-- PROMPT --
Read through the lines below for the string "Output" and copy each one that has it.

-- PROVIDED RECORDS --
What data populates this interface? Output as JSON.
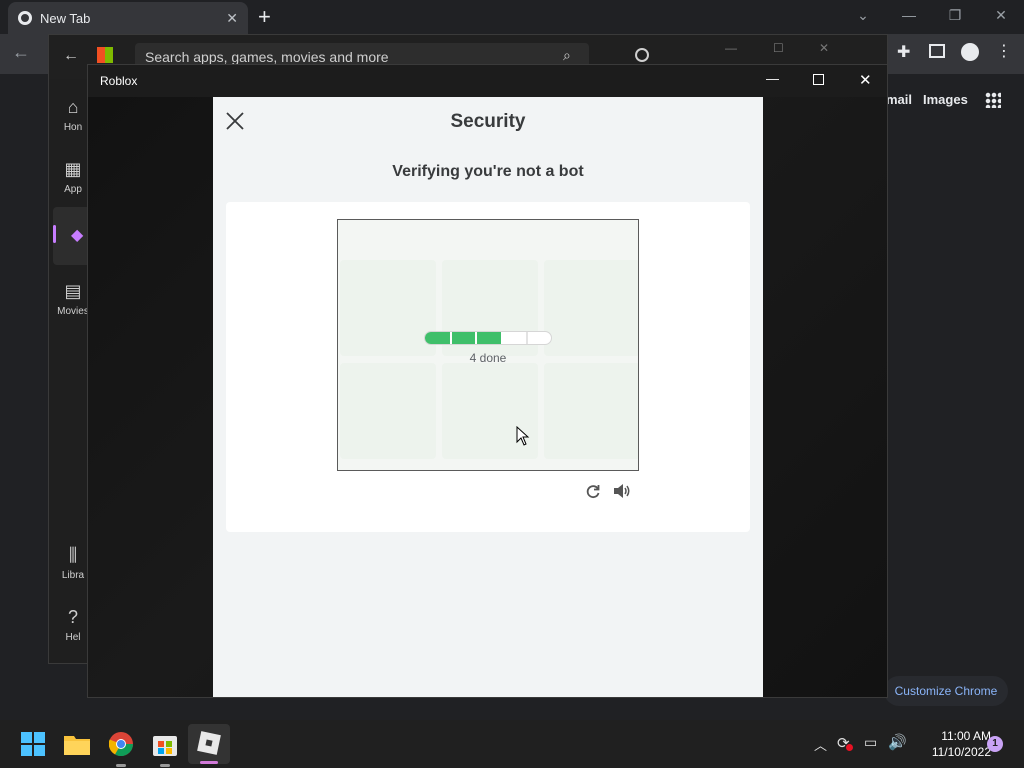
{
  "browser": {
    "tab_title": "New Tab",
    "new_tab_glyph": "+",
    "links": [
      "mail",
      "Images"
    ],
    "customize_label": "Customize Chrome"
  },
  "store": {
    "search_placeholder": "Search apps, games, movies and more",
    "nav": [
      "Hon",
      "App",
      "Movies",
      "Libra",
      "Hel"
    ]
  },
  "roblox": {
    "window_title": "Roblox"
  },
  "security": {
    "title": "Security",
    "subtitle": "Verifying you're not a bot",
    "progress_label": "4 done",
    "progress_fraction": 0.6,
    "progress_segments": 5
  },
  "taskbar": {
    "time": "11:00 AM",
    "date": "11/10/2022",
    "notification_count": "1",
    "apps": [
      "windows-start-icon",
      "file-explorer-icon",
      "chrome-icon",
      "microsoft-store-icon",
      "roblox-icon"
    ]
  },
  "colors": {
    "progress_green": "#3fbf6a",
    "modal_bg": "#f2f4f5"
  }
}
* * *
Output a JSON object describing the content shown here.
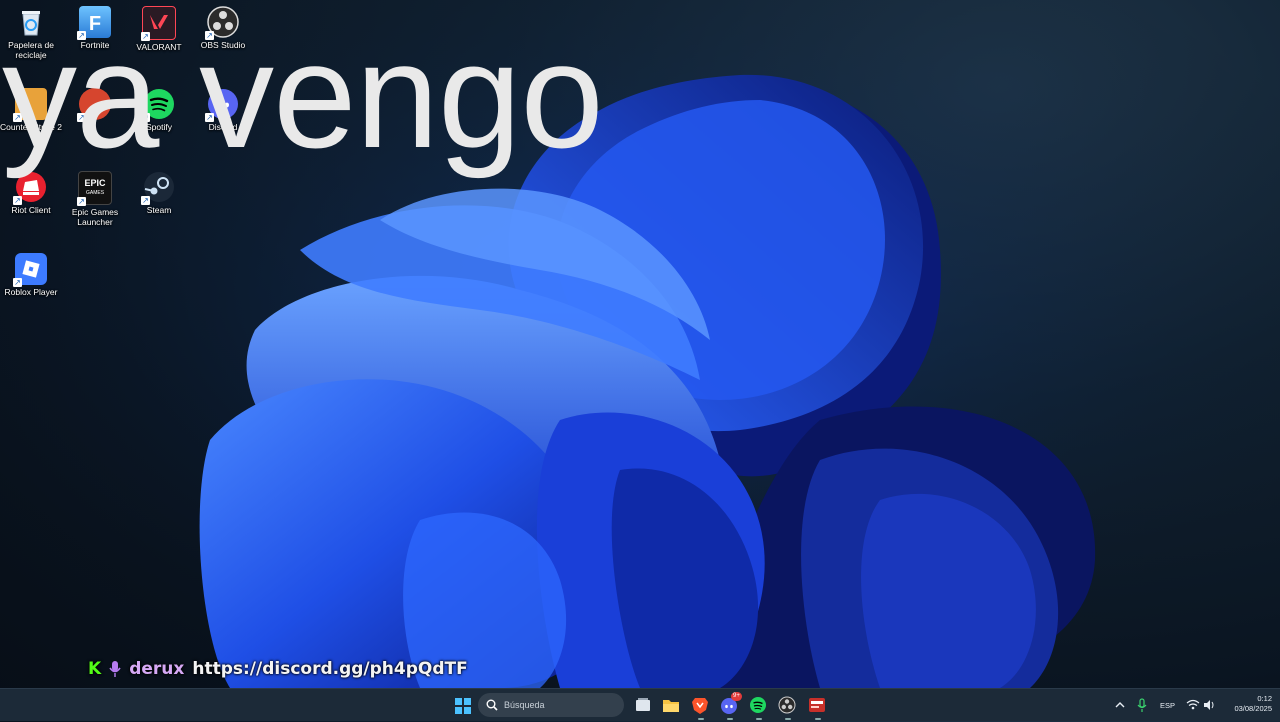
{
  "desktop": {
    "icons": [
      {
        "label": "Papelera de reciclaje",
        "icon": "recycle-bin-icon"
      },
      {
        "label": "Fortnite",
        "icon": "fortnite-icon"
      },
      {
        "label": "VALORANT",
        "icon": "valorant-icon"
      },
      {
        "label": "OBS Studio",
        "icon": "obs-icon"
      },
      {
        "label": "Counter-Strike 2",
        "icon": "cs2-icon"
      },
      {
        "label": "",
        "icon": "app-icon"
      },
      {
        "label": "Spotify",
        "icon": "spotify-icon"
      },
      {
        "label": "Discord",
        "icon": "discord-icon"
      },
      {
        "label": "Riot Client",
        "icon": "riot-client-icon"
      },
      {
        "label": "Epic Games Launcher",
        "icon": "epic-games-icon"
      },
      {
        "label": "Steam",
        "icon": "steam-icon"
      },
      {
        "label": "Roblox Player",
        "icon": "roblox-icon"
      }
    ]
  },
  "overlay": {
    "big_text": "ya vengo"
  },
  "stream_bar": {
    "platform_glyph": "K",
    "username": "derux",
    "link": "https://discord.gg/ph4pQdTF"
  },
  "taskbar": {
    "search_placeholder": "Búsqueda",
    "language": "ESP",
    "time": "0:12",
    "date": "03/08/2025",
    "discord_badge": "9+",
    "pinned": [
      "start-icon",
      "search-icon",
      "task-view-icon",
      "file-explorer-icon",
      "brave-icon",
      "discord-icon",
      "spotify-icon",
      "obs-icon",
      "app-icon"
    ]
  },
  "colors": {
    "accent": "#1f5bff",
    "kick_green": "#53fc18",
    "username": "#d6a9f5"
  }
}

-- ANSWER BOX --
What data populates this interface? Output as JSON.
Output a JSON object describing the content shown here.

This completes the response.